Oregon Republican Sen. Gordon Smith is one of Capitol Hill's most enthusiastic and skillful golfers - so much so that he made Golf Digest's 2005 list of Washington's Top 200 Golfers.
Overall, the Washington golf scene has changed quite a bit since 2005, Golf Digest (golfdigest.com) reports: "Ethics legislation passed in 2007 has curtailed the kind of 'let-me-explain-my-issue' rounds that enabled congressional staffers to play in groups co-hosted by lobbyists on Friday afternoons. As a result of a ban imposed on gifts and services, lobbyists have to pay thousands of dollars to play in elected officials' fundraisers to spend time with them on the golf course - hardly a bonding opportunity." Also, the storm of scandals swirling around Jack Abramoff and other lobbyists has created "a greater-than-ever hesitancy among golfers to admit they play."
Not Tonight, Mon Cher
The government-funded research, which involved some 12,000 in-depth interviews with men and women of various ages in 2005 and 2006, discovered that 20% of French men between 18 and 24 "manifest no interest in sexuality," while the abstinence rate for men under 35 was twice as high as for women in the same age bracket.
French women, on the other hand, are turning into sex bombs. The number who claim to have had only one partner has dropped from 68% in 1970 to 43% in 1992 and 34% in 2006, while the average number of partners per woman has risen from less than two in 1970 to more than five now.
Speaking of sex bombs, Carla Bruni, the ultra-hot former model and singer who married French President Nikolai Sarkozy a month ago, has openly discussed her past lovers (including, among others, Mick Jagger, Eric Clapton and Donald Trump) and confided that she finds being a one-man woman boring: "I am monogamous from time to time but I prefer polygamy and polyandry," an arrangement in which a woman has several husbands.
Try to imagine Michelle Obama or Cindy McCain coming out with that.
900,000 "Terrorists" and Counting
Is your next-door neighbor a terrorist? How about the guy down the street - the one who dresses kind of funny? Or that guy at the office with the swarthy complexion and the Saddam Hussein-like moustache? You can never be sure, so you'd better put 'em on the list.
That seems to be the modus operandi of the FBI's Terrorist Screening Center, whose "terrorist watch list" has now passed 900,000 names and is growing approximately one new name every 90 seconds.
Upfront knows that because the ACLU has set up a cool counter on the Web (aclu.org/privacy/spying/watchlistcounter.html) that lets you know how many names are on the watch list at any given moment. At the current pace the list will top a million names by July.
"If there were really that many terrorists running around," the civil liberties group comments, "we'd all be dead."
But there's a serious side to this.
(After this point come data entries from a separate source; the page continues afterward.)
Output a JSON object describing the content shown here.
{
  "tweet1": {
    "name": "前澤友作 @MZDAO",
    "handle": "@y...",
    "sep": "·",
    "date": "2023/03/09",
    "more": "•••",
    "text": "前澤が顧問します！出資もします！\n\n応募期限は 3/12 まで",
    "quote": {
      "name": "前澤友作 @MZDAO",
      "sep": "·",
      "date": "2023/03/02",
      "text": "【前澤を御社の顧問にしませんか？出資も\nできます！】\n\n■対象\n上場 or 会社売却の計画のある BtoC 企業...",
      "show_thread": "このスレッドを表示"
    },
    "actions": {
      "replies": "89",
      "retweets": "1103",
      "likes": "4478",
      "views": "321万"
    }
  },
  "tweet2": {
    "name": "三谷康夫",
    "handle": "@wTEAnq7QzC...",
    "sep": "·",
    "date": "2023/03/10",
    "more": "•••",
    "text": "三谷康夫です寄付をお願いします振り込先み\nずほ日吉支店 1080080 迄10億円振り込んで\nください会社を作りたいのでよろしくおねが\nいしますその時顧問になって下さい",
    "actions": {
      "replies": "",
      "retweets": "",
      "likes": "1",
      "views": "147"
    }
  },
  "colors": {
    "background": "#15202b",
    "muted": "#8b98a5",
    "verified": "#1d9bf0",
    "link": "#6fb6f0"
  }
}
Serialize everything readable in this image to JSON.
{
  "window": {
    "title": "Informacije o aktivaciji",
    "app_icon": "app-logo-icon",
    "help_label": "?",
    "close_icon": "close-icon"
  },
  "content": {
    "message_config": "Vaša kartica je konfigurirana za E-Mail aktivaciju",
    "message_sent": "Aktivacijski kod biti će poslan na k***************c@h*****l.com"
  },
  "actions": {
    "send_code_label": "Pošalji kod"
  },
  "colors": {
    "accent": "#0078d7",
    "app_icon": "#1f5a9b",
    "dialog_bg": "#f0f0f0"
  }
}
Bloated terrorist watch lists can distract the authorities from going after real terrorists, the ACLU argues, as well as creating hassles for innocent people. In the latter category, the organization includes (among many others) Massachusetts Sen. Ted Kennedy (a Democrat) and the wife of Alaska Sen. Ted Stevens (a Republican), both of whom have had problems with air travel because somehow their names ended up on a list.
"The uncontroversial contention that Osama Bin Laden and a handful of other known terrorists should not be allowed on an aircraft is being used to create a monster that goes far beyond what ordinary Americans think of when they think about a terrorist watch list," says the ACLU. "This is not just a problem of numbers. The numbers are merely a symptom. What's needed is fairness."
Shoot a Birdie, Go to Jail
The bird, a red-tailed hawk, sat squawking in a tree about 300 yards away, causing Isenhour to screw up his shots. The exasperated Isenhour began blasting golf balls at the bird, but it was out of range. Later, when the video crew moved to within about 75 yards of the hawk, Isenhour continued firing away at it, at one point allegedly remarking: "I'll get him now."
And he did - a ball struck the bird, whereupon it fell out of the tree and died.
Isenhour has insisted he didn't mean to kill the hawk, but film crew member Jethro Senger was skeptical: "He just kept saying how he didn't think he could have hit it, which I think is a stupid thing for a PGA Tour golfer to say. He can put a ball in a hole from hundreds of yards away, and here he is hitting line drives at something that's, I don't know, a couple hundred feet away."
Wildlife protection officials charged Isenhour with animal cruelty and killing a protected migratory bird. If convicted he could get up to 14 months in jail and a $1,500 fine.